I have shed blood in the performance of my Food for Thought duties. After foolishly attempting to use a mandoline cutter without its safety pusher, I whacked a quarter-inch divot from my finger. And this right after I'd mopped the Food for Thought test kitchen floor. As I told food commentator Nancy Leson, "It looked like there'd been a sword fight in there." Ironically, this carnage happened in pursuit of vegetarian lasagna.
In this episode, Nancy Leson explains the difference between broth and stock. I share some of my stock (or is it broth?) tips, and brag to her that — two weeks after the event — DeGroot and I finally managed to use up all the Thanksgiving leftovers.
Kevin Alexander's Thrillist article naming Portland's Stanich's the best burger in America seemed a blessing. Then the food tourist mob decended. Long lines. Five hour waits. Until Steve Stanich, the second generation owner, shut the place down.
If "strategies" means running out and buying mass quantities of every kitchen staple in sight at this time of year, that's Nancy Leson's strategy. Nance claims all that stuff pictured above is cheaper this time of year. In this Thanksgiving week FfT we discuss that, as well as my final decision on vegetable peelers, our hoped-for demise of pumpkin spice everything, the relative virtues of rolled versus flat parchment paper, Wondra versus roux, and how to avoid political topics at holiday...
I claim that the number one job of a Thanksgiving roll is to soak up gravy. "And butter," Nancy Leson added. Here are our two favorite roll recipes. Both have the virtue of being started the night before, giving already harried TG cooks a head start on Turkey Day.
It's getting to be soup season, and both Nancy Leson and I have our favorites. In this week's Food for Thought, Nance and I trade favorites from childhood, our go-to's at restaurants, and the homemade must-haves.

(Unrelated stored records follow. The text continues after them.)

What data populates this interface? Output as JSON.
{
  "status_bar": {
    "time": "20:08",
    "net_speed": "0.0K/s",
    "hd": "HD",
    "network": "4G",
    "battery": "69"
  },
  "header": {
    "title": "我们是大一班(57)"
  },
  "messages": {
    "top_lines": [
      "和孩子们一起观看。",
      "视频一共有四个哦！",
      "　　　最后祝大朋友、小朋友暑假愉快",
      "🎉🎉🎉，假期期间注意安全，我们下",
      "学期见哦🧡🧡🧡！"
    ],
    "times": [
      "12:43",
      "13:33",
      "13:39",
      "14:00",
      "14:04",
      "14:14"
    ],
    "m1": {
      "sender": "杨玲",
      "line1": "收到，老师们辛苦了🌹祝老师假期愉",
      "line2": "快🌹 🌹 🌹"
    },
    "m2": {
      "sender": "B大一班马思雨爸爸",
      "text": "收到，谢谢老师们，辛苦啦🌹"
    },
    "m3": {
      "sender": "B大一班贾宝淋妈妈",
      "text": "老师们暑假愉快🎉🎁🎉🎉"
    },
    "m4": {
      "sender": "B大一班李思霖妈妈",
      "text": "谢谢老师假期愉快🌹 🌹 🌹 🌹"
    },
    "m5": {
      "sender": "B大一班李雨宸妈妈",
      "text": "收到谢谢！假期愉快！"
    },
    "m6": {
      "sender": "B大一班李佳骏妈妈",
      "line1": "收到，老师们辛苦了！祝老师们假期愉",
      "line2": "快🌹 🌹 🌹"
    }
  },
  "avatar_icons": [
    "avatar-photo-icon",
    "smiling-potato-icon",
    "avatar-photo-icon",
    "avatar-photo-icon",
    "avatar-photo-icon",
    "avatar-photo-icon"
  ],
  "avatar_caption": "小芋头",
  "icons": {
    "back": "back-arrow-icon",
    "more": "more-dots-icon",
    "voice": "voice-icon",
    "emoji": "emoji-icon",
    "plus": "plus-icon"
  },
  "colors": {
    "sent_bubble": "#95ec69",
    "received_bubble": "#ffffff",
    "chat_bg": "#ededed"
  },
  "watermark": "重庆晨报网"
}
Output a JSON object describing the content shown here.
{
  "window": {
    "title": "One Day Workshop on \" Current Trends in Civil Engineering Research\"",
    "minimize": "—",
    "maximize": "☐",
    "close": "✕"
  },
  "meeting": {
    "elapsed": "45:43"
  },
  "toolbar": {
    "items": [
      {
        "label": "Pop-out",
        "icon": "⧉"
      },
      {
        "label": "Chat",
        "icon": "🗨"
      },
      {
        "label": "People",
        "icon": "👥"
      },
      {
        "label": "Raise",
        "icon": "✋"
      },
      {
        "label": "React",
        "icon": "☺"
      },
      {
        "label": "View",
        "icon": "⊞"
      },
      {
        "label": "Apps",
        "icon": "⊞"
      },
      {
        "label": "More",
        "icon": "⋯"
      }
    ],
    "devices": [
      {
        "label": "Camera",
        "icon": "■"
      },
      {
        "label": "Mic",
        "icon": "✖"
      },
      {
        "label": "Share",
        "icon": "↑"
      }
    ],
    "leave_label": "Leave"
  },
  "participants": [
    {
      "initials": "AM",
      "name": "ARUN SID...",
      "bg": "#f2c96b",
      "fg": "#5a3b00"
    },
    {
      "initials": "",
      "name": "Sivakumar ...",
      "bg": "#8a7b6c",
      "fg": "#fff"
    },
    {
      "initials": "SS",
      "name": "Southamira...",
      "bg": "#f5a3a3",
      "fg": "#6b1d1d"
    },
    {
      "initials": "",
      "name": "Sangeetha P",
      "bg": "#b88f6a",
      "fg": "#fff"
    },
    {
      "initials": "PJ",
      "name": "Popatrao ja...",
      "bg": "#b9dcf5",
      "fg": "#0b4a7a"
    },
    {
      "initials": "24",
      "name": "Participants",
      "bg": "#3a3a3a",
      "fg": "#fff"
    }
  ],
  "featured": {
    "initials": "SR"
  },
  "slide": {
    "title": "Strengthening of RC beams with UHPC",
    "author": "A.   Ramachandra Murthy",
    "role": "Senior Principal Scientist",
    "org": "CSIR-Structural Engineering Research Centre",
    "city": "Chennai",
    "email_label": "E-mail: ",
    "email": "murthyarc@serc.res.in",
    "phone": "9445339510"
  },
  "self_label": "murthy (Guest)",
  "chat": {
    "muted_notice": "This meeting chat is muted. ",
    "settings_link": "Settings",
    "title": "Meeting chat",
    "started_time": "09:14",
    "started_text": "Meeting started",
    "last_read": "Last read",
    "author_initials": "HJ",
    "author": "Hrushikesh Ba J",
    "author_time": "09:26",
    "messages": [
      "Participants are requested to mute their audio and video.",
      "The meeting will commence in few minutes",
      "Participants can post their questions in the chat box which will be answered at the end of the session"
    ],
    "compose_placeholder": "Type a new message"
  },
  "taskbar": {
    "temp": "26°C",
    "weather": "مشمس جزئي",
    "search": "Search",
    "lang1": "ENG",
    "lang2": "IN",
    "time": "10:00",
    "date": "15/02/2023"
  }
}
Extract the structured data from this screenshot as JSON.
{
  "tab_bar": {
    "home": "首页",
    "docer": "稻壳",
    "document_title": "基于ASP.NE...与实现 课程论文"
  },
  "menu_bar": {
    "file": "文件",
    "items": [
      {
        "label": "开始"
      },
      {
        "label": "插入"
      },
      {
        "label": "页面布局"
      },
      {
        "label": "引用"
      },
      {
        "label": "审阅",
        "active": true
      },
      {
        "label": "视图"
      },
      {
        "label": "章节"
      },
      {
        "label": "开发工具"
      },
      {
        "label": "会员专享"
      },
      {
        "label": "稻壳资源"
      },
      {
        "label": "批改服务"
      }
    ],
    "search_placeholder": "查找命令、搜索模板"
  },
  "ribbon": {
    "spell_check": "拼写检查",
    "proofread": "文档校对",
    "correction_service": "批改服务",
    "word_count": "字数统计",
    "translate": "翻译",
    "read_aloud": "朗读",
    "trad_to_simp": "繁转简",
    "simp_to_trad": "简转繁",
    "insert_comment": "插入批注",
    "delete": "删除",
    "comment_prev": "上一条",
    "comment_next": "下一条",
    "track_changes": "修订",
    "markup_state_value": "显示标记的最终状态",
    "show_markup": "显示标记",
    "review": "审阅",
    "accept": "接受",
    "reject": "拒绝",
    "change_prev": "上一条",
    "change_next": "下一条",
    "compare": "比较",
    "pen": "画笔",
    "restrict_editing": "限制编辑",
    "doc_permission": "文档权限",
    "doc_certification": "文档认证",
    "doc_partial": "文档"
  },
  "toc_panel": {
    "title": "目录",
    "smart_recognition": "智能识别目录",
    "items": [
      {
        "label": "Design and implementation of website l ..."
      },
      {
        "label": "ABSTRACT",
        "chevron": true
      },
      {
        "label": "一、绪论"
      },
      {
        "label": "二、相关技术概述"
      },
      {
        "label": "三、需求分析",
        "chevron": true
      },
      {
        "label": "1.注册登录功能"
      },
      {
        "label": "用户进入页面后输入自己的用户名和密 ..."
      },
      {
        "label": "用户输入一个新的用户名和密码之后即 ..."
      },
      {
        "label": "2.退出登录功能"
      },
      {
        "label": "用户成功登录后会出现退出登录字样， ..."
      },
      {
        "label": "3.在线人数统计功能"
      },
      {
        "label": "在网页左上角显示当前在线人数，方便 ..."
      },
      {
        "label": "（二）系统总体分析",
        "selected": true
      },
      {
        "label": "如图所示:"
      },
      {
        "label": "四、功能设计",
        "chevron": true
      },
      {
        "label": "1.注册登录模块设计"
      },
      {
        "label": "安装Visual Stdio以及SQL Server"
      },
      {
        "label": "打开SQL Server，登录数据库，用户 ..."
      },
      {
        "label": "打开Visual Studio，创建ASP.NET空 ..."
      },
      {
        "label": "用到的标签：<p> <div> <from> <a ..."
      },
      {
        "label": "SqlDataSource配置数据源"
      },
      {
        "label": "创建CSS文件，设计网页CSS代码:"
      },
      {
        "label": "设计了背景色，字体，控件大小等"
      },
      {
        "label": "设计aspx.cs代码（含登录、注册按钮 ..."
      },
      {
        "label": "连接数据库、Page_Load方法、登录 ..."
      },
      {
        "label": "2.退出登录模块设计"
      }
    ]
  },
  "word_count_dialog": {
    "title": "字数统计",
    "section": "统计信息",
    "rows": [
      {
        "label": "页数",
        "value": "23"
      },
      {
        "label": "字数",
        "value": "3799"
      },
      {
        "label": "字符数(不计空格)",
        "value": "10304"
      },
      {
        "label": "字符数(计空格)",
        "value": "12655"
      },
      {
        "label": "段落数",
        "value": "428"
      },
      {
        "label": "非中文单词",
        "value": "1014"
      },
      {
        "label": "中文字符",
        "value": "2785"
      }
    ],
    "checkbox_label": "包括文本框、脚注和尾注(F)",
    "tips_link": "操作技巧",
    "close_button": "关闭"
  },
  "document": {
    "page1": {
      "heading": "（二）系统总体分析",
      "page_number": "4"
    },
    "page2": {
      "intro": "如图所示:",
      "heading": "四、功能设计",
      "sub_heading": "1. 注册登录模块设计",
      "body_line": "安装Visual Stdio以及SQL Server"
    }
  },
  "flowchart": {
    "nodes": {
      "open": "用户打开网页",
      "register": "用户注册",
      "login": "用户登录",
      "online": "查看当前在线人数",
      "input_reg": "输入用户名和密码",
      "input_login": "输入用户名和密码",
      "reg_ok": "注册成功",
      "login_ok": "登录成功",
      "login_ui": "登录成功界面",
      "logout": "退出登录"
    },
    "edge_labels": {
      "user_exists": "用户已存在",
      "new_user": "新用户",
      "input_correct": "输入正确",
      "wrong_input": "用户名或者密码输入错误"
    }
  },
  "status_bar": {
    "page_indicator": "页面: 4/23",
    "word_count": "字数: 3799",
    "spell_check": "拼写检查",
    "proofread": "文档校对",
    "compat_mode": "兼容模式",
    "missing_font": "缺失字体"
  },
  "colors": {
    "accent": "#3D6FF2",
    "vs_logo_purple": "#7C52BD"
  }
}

I've always thought it would be fun, not to mention cool, to make my own paprika from peppers I grew myself. Call me a kid with a crazy dream, but last weekend that dream came true. Last spring while leafing through the Territorial Seed Catalogue, I came across their blurb for Alma Peppers . "Grow your own paprika seasoning!" it gushed. "Alma is one of the best paprika-type peppers for drying and grinding." I had to try it.
Even if I'm going to cook boneless chicken thighs, I always buy the bone-ins and bone 'em out myself. They're less expensive that way, and I get to save the bones in the freezer until I have enough to cook up some chicken stock. But up until, now I've never attempted to debone an entire bird. Surprise: It was way easier to do than I expected and a lot of fun, too.
I thought I was getting fancy when I replaced my all-metal 20-year old Ecko straight-bladed veg peeler with the cushy-handled Oxo. Then I started hearing about "Y" shaped peelers. Food writer Daniel Gritzer, among others thinks it's the only way to go . I decided to get a "Y" job and see how it stacks up against my old reliable. Sure, I was putting $1.97 on the line for this experiment but felt I owed to Food for Thought listeners to take the risk. My conclusions?
When Nancy Leson 's husband, Mac, didn't get her a new toaster for their 21st anniversary, she bravely hid her disappointment. But it all worked out better than okay when he took her to dinner at their new favorite restaurant.
I suppose knowing they're the life form most likely to survive a nuclear war is what makes them so bold. But unlike Don Marquis' correspondent Archy , the cockroach with the soul of a vers libre poet, the bug scuttling across our restaurant table had no literary pretentions. As far as I know, the only thing he ever got down on paper was himself when I squashed him into a paper napkin. As Archy wold have observed, "Transmigration of souls is a great game if you don't weaken."